**Exercise:** The lines needed are those below that contain the word "snippet"; copy each one.

* * * * * * *

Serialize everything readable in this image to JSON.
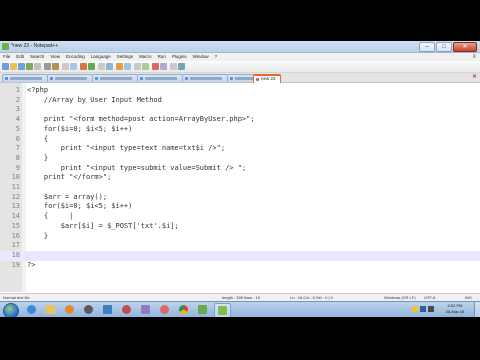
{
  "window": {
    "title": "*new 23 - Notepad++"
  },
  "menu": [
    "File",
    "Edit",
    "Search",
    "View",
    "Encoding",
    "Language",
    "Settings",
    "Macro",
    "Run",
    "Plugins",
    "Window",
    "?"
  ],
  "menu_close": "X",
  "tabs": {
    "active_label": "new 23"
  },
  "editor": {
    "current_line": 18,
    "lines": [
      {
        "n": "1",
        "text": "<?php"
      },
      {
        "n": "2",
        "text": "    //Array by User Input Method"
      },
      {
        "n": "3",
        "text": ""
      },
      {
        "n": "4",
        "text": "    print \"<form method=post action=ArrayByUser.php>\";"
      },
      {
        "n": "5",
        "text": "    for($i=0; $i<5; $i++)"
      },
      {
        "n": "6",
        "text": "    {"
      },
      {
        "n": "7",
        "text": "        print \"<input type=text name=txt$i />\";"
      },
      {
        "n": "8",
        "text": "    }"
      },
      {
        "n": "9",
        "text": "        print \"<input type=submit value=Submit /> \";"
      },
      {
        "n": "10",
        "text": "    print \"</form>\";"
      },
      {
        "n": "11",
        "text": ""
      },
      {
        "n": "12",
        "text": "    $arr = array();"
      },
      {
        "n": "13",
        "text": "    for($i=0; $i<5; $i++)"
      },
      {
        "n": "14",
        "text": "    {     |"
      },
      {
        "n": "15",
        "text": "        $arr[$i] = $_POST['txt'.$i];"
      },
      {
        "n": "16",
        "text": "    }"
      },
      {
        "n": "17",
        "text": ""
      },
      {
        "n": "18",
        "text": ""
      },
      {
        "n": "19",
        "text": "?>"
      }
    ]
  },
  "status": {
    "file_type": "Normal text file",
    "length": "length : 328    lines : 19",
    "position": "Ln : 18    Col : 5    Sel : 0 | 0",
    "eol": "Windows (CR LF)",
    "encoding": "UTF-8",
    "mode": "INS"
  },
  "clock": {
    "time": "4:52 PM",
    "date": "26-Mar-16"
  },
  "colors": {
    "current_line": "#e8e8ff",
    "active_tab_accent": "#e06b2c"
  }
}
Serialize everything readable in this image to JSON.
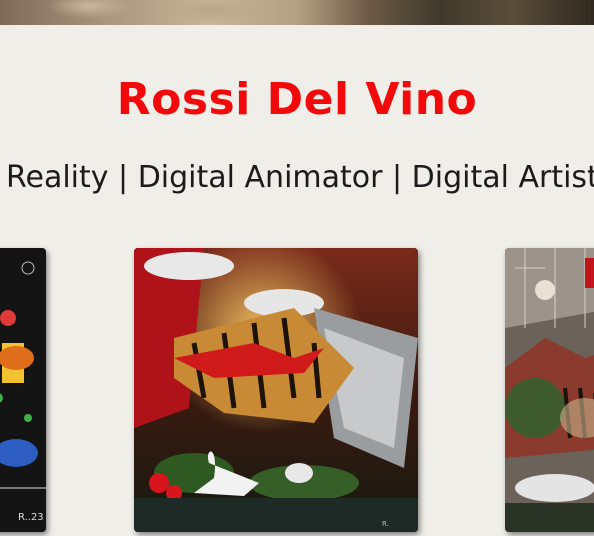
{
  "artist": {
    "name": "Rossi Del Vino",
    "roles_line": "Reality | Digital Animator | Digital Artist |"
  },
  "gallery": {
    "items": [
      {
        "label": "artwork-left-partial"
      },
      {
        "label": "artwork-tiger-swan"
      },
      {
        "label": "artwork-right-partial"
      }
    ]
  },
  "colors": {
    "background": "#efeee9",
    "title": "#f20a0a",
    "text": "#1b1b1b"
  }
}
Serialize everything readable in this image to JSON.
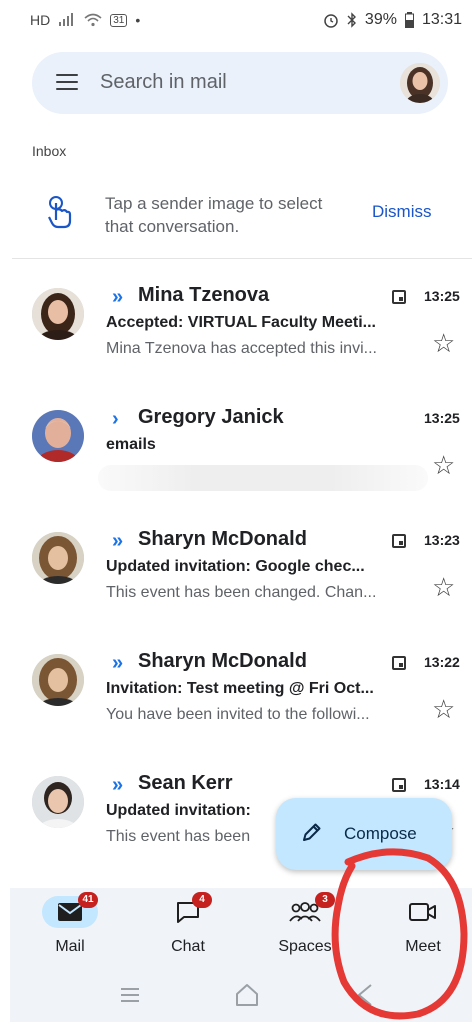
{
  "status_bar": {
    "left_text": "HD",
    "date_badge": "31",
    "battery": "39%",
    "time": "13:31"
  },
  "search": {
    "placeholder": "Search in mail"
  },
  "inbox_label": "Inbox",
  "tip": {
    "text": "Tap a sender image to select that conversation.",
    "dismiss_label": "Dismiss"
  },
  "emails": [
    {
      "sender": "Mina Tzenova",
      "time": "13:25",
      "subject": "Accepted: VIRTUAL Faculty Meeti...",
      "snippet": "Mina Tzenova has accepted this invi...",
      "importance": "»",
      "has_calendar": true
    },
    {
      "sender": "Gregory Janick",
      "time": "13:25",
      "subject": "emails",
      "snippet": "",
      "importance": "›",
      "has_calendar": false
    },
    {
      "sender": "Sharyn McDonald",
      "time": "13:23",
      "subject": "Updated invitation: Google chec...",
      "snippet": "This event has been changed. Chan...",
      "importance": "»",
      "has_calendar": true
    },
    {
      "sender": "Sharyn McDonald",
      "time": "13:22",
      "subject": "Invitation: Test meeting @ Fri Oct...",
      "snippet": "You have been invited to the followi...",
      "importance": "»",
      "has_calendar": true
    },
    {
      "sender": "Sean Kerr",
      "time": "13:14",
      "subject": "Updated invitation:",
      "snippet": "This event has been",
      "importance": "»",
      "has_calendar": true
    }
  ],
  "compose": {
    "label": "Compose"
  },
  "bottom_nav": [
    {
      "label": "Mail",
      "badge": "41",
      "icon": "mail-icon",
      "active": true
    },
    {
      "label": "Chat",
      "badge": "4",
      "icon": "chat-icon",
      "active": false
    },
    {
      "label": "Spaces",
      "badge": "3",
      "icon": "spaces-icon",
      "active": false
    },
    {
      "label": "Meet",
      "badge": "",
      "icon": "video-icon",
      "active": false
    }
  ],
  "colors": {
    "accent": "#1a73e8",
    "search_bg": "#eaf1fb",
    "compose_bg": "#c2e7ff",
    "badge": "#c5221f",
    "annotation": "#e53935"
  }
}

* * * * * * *

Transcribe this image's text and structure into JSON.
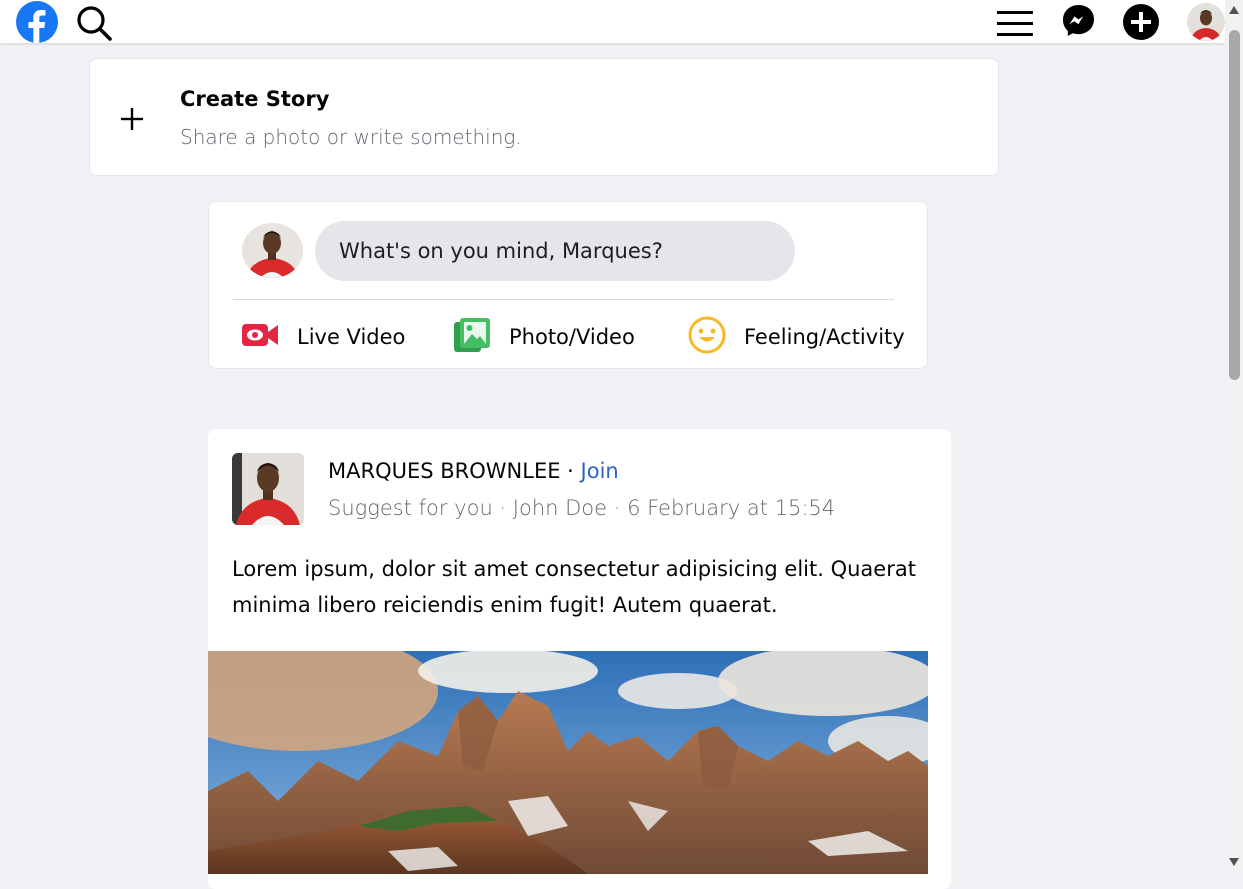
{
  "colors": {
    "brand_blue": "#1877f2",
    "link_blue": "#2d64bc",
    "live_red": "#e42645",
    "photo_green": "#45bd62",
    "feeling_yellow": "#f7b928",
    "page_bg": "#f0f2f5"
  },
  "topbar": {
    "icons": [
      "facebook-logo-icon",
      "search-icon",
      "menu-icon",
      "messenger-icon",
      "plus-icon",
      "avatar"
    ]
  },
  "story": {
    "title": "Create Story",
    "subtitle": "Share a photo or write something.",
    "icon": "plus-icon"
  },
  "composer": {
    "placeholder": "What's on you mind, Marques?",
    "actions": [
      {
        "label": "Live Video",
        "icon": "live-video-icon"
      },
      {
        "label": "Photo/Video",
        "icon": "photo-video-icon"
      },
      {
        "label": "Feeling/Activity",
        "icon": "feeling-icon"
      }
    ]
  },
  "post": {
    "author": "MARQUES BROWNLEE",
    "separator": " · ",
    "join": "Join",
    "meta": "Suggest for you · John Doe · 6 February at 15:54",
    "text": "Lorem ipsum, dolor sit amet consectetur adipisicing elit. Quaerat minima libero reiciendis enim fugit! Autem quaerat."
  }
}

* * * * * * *

**Task result:**
      "snippet": "Mina Tzenova has accepted this invi...",
      "snippet": "",
      "snippet": "This event has been changed. Chan...",
      "snippet": "You have been invited to the followi...",
      "snippet": "This event has been",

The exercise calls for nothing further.